Best Documentary Movies of 1922
Nanook of the North
This pioneering documentary film depicts the lives of the indigenous Inuit people of Canada's northern Quebec region. Although the production contains some fictional elements, it vividly shows how its resourceful subjects survive in such a harsh climate, revealing how they construct their igloo homes and find food by hunting and fishing. The film also captures the beautiful, if unforgiving, frozen landscape of the Great White North, far removed from conventional civilization.
Kino-pravda no. 3
Dziga Vertov-directed Soviet newsreel covering: Trial of the Socialist Revolutionaries / Demonstrators carrying banners
Tommy Tucker's Tooth
The ten minute short Tommy Tucker’s Tooth from 1922, is a traditional black and white silent movie, with cards narrating the text and dialogue. It is an educational film, that combined live action and animation. I was surprised how little animation there was. But the scenes that blend live action and animation, though simple in our current day, were likely an interesting challenge for Iwerks.
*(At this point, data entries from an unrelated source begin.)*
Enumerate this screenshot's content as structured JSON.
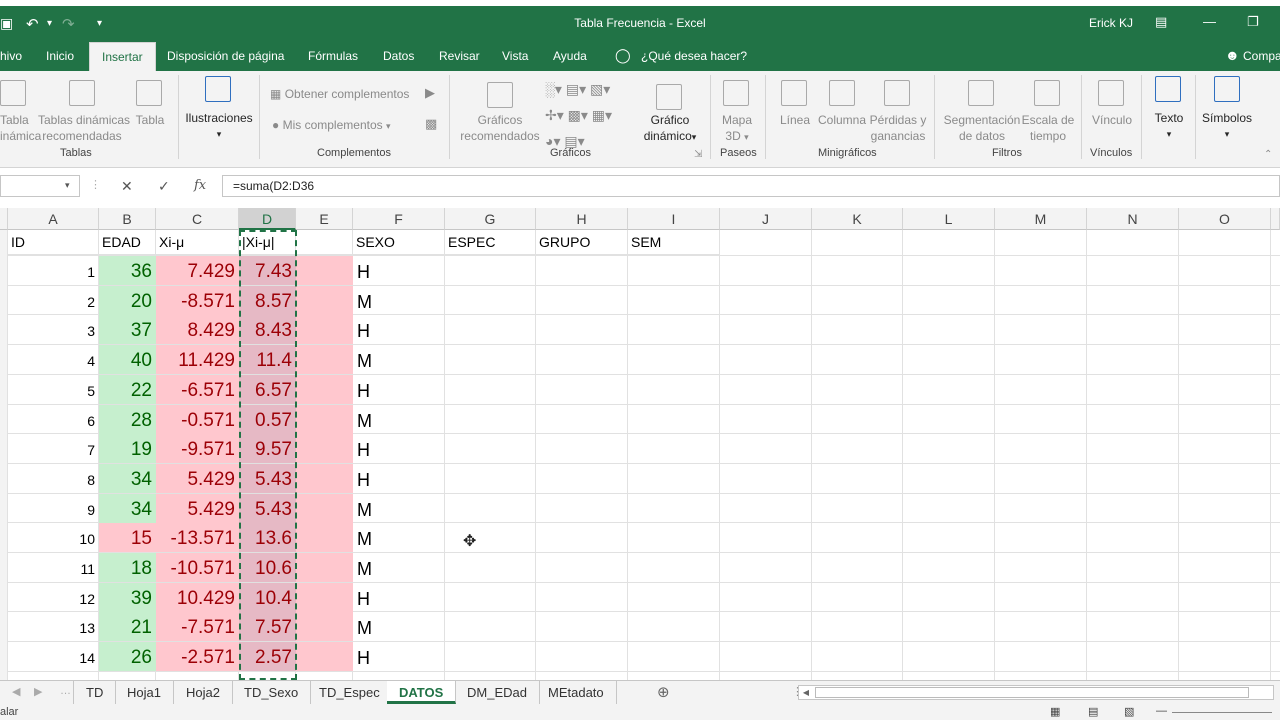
{
  "window": {
    "title": "Tabla Frecuencia  -  Excel",
    "user": "Erick KJ"
  },
  "ribbon_tabs": [
    "hivo",
    "Inicio",
    "Insertar",
    "Disposición de página",
    "Fórmulas",
    "Datos",
    "Revisar",
    "Vista",
    "Ayuda",
    "¿Qué desea hacer?",
    "Compa"
  ],
  "ribbon": {
    "tablas": {
      "group": "Tablas",
      "tabla_dinamica_1": "Tabla",
      "tabla_dinamica_2": "inámica",
      "recomendadas_1": "Tablas dinámicas",
      "recomendadas_2": "recomendadas",
      "tabla": "Tabla"
    },
    "ilustraciones": {
      "label": "Ilustraciones"
    },
    "complementos": {
      "group": "Complementos",
      "obtener": "Obtener complementos",
      "mis": "Mis complementos"
    },
    "graficos": {
      "group": "Gráficos",
      "recomendados_1": "Gráficos",
      "recomendados_2": "recomendados",
      "dinamico_1": "Gráfico",
      "dinamico_2": "dinámico"
    },
    "paseos": {
      "group": "Paseos",
      "mapa_1": "Mapa",
      "mapa_2": "3D"
    },
    "minigraficos": {
      "group": "Minigráficos",
      "linea": "Línea",
      "columna": "Columna",
      "perdidas_1": "Pérdidas y",
      "perdidas_2": "ganancias"
    },
    "filtros": {
      "group": "Filtros",
      "segmentacion_1": "Segmentación",
      "segmentacion_2": "de datos",
      "escala_1": "Escala de",
      "escala_2": "tiempo"
    },
    "vinculos": {
      "group": "Vínculos",
      "vinculo": "Vínculo"
    },
    "texto": {
      "label": "Texto"
    },
    "simbolos": {
      "label": "Símbolos"
    }
  },
  "formula_bar": {
    "formula": "=suma(D2:D36"
  },
  "columns": [
    "A",
    "B",
    "C",
    "D",
    "E",
    "F",
    "G",
    "H",
    "I",
    "J",
    "K",
    "L",
    "M",
    "N",
    "O"
  ],
  "sheet": {
    "headers": {
      "A": "ID",
      "B": "EDAD",
      "C": "Xi-μ",
      "D": "|Xi-μ|",
      "F": "SEXO",
      "G": "ESPEC",
      "H": "GRUPO",
      "I": "SEM"
    },
    "rows": [
      {
        "id": "1",
        "edad": "36",
        "dev": "7.429",
        "abs": "7.43",
        "sexo": "H"
      },
      {
        "id": "2",
        "edad": "20",
        "dev": "-8.571",
        "abs": "8.57",
        "sexo": "M"
      },
      {
        "id": "3",
        "edad": "37",
        "dev": "8.429",
        "abs": "8.43",
        "sexo": "H"
      },
      {
        "id": "4",
        "edad": "40",
        "dev": "11.429",
        "abs": "11.4",
        "sexo": "M"
      },
      {
        "id": "5",
        "edad": "22",
        "dev": "-6.571",
        "abs": "6.57",
        "sexo": "H"
      },
      {
        "id": "6",
        "edad": "28",
        "dev": "-0.571",
        "abs": "0.57",
        "sexo": "M"
      },
      {
        "id": "7",
        "edad": "19",
        "dev": "-9.571",
        "abs": "9.57",
        "sexo": "H"
      },
      {
        "id": "8",
        "edad": "34",
        "dev": "5.429",
        "abs": "5.43",
        "sexo": "H"
      },
      {
        "id": "9",
        "edad": "34",
        "dev": "5.429",
        "abs": "5.43",
        "sexo": "M"
      },
      {
        "id": "10",
        "edad": "15",
        "dev": "-13.571",
        "abs": "13.6",
        "sexo": "M"
      },
      {
        "id": "11",
        "edad": "18",
        "dev": "-10.571",
        "abs": "10.6",
        "sexo": "M"
      },
      {
        "id": "12",
        "edad": "39",
        "dev": "10.429",
        "abs": "10.4",
        "sexo": "H"
      },
      {
        "id": "13",
        "edad": "21",
        "dev": "-7.571",
        "abs": "7.57",
        "sexo": "M"
      },
      {
        "id": "14",
        "edad": "26",
        "dev": "-2.571",
        "abs": "2.57",
        "sexo": "H"
      }
    ]
  },
  "sheet_tabs": [
    "TD",
    "Hoja1",
    "Hoja2",
    "TD_Sexo",
    "TD_Espec",
    "DATOS",
    "DM_EDad",
    "MEtadato"
  ],
  "active_sheet": "DATOS",
  "status": {
    "mode": "alar"
  },
  "colors": {
    "excel_green": "#217346",
    "green_fill": "#c6efce",
    "green_text": "#006100",
    "red_fill": "#ffc7ce",
    "red_text": "#9c0006",
    "selected_fill": "#e6b9c5"
  }
}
Documentary about Haarlem.
Wonders of the Sea
A film by John Ernest Williamson